Remnants of an ancient settlement outside the small village of Nukuleka, in Tonga, have been excavated by a team of Canadian archaeologists.
Matangi Tonga reports that items collected include thousands of sherds of Lapita pottery, a unique pottery made by the ancient predecessors of Polynesians thousand of years ago.
Canadian archaeologist, Professor David Burley, says
this kind of pottery can be found from coastal areas of New Guinea all the way to the islands of Tonga and Samoa.
He says by finding Lapita pottery you can track the movement of people across the Pacific as they settled the island groups.
Dr Burley says the vast amount of Lapita pottery found in Nukuleka suggests that in ancient times, Nukuleka was once the capital of Tonga.
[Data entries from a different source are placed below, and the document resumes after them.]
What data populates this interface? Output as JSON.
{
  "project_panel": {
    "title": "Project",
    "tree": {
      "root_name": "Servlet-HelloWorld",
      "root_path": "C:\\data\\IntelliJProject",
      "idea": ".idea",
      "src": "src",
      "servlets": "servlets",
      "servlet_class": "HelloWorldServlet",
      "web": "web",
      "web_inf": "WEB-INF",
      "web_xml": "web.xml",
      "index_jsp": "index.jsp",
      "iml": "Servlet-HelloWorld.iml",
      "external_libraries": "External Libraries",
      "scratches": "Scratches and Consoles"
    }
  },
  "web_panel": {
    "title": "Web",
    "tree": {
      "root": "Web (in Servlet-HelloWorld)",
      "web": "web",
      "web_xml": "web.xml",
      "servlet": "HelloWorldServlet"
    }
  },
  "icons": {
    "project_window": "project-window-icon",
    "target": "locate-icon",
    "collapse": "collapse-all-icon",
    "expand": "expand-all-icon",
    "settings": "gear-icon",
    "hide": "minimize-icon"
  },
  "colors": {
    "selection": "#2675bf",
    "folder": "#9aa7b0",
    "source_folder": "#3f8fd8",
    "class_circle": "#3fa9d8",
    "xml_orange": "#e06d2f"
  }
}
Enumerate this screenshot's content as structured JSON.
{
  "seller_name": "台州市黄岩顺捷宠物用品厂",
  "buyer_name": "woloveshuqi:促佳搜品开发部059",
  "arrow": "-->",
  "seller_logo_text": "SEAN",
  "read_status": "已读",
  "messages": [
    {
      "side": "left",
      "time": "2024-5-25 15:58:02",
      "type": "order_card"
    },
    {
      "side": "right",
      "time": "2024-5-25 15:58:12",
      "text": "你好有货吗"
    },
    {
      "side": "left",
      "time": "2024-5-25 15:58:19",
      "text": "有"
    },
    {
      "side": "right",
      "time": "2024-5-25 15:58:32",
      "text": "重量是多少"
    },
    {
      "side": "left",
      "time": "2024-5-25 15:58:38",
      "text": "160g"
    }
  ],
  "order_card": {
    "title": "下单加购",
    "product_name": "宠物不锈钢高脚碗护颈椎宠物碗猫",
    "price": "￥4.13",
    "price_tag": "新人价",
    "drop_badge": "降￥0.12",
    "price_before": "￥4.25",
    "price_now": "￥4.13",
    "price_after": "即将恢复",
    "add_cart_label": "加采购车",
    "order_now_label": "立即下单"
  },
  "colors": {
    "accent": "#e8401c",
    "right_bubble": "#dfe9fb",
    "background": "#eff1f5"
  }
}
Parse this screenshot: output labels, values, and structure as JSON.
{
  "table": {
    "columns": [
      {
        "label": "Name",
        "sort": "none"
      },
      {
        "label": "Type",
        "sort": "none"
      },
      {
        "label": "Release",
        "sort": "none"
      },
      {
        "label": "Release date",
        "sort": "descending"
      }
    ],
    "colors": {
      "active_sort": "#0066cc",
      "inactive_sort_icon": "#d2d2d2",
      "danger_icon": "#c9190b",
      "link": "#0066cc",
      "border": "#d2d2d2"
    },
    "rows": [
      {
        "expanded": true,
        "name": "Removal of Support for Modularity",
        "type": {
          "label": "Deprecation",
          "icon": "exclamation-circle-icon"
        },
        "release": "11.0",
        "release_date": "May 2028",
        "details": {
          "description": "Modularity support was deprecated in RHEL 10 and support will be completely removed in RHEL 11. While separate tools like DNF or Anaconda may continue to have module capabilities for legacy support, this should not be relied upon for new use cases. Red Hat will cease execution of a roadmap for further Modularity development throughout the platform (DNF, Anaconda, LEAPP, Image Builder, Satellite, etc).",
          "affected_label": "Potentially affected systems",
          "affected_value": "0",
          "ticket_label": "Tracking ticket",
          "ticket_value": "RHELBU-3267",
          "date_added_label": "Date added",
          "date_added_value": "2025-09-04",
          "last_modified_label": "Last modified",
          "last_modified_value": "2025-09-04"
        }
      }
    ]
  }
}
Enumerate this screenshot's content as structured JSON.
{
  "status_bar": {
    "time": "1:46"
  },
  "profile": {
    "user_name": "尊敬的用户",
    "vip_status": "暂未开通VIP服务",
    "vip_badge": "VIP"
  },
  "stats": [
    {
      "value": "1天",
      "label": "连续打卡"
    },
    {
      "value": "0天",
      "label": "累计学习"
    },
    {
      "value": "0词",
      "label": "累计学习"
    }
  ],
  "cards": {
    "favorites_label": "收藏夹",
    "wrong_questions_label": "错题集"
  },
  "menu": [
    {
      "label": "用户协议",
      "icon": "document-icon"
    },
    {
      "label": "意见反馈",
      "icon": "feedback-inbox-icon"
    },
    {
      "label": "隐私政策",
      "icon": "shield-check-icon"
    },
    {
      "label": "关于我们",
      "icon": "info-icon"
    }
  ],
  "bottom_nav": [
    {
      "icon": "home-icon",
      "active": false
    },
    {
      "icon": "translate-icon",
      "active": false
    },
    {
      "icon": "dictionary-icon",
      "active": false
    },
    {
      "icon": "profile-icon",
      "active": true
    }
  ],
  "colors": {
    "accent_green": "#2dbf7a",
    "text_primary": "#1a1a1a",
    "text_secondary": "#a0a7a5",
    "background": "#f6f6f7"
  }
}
Shell fish, adzes, ivory ornaments and an ancient water-catchment have also been discovered, with some items dating as far back as more than 2800 years ago.